[Source data]
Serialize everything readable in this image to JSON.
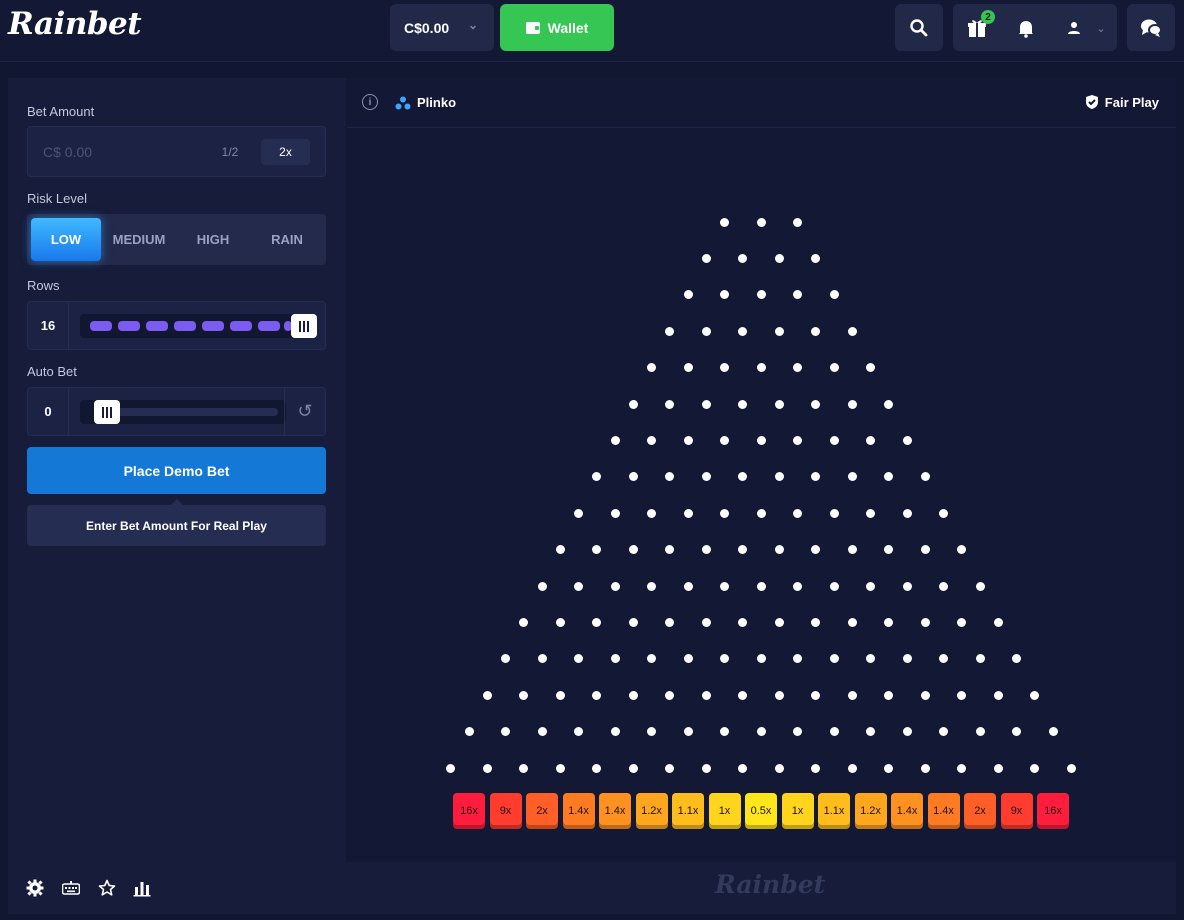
{
  "brand": {
    "logo": "Rainbet",
    "watermark": "Rainbet"
  },
  "header": {
    "balance": "C$0.00",
    "wallet_label": "Wallet",
    "gift_badge": "2"
  },
  "controls": {
    "bet_amount_label": "Bet Amount",
    "bet_placeholder": "C$ 0.00",
    "half_label": "1/2",
    "double_label": "2x",
    "risk_label": "Risk Level",
    "risk_options": [
      "LOW",
      "MEDIUM",
      "HIGH",
      "RAIN"
    ],
    "risk_selected": "LOW",
    "rows_label": "Rows",
    "rows_value": "16",
    "rows_fraction": 1.0,
    "auto_bet_label": "Auto Bet",
    "auto_bet_value": "0",
    "auto_bet_fraction": 0.0,
    "place_bet_label": "Place Demo Bet",
    "hint": "Enter Bet Amount For Real Play"
  },
  "game": {
    "title": "Plinko",
    "fair_play": "Fair Play",
    "rows": 16,
    "multipliers": [
      "16x",
      "9x",
      "2x",
      "1.4x",
      "1.4x",
      "1.2x",
      "1.1x",
      "1x",
      "0.5x",
      "1x",
      "1.1x",
      "1.2x",
      "1.4x",
      "1.4x",
      "2x",
      "9x",
      "16x"
    ],
    "bucket_colors": [
      "#ff1c3d",
      "#ff3c2e",
      "#ff5f26",
      "#ff7b22",
      "#ff9120",
      "#ffa61f",
      "#ffbd1d",
      "#ffd41c",
      "#ffe61b",
      "#ffd41c",
      "#ffbd1d",
      "#ffa61f",
      "#ff9120",
      "#ff7b22",
      "#ff5f26",
      "#ff3c2e",
      "#ff1c3d"
    ]
  },
  "colors": {
    "accent_blue": "#1478d6",
    "wallet_green": "#35c653",
    "slider_purple": "#7b5cf0"
  },
  "icons": {
    "search": "search-icon",
    "gift": "gift-icon",
    "bell": "bell-icon",
    "user": "user-icon",
    "chat": "chat-icon",
    "settings": "gear-icon",
    "keyboard": "keyboard-icon",
    "favorite": "star-icon",
    "stats": "bar-chart-icon"
  }
}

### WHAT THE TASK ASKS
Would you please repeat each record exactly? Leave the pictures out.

### ANSWER AREA
Serialize everything readable in this image to JSON.
{
  "brand": {
    "logo": "Rainbet",
    "watermark": "Rainbet"
  },
  "header": {
    "balance": "C$0.00",
    "wallet_label": "Wallet",
    "gift_badge": "2"
  },
  "controls": {
    "bet_amount_label": "Bet Amount",
    "bet_placeholder": "C$ 0.00",
    "half_label": "1/2",
    "double_label": "2x",
    "risk_label": "Risk Level",
    "risk_options": [
      "LOW",
      "MEDIUM",
      "HIGH",
      "RAIN"
    ],
    "risk_selected": "LOW",
    "rows_label": "Rows",
    "rows_value": "16",
    "rows_fraction": 1.0,
    "auto_bet_label": "Auto Bet",
    "auto_bet_value": "0",
    "auto_bet_fraction": 0.0,
    "place_bet_label": "Place Demo Bet",
    "hint": "Enter Bet Amount For Real Play"
  },
  "game": {
    "title": "Plinko",
    "fair_play": "Fair Play",
    "rows": 16,
    "multipliers": [
      "16x",
      "9x",
      "2x",
      "1.4x",
      "1.4x",
      "1.2x",
      "1.1x",
      "1x",
      "0.5x",
      "1x",
      "1.1x",
      "1.2x",
      "1.4x",
      "1.4x",
      "2x",
      "9x",
      "16x"
    ],
    "bucket_colors": [
      "#ff1c3d",
      "#ff3c2e",
      "#ff5f26",
      "#ff7b22",
      "#ff9120",
      "#ffa61f",
      "#ffbd1d",
      "#ffd41c",
      "#ffe61b",
      "#ffd41c",
      "#ffbd1d",
      "#ffa61f",
      "#ff9120",
      "#ff7b22",
      "#ff5f26",
      "#ff3c2e",
      "#ff1c3d"
    ]
  },
  "colors": {
    "accent_blue": "#1478d6",
    "wallet_green": "#35c653",
    "slider_purple": "#7b5cf0"
  },
  "icons": {
    "search": "search-icon",
    "gift": "gift-icon",
    "bell": "bell-icon",
    "user": "user-icon",
    "chat": "chat-icon",
    "settings": "gear-icon",
    "keyboard": "keyboard-icon",
    "favorite": "star-icon",
    "stats": "bar-chart-icon"
  }
}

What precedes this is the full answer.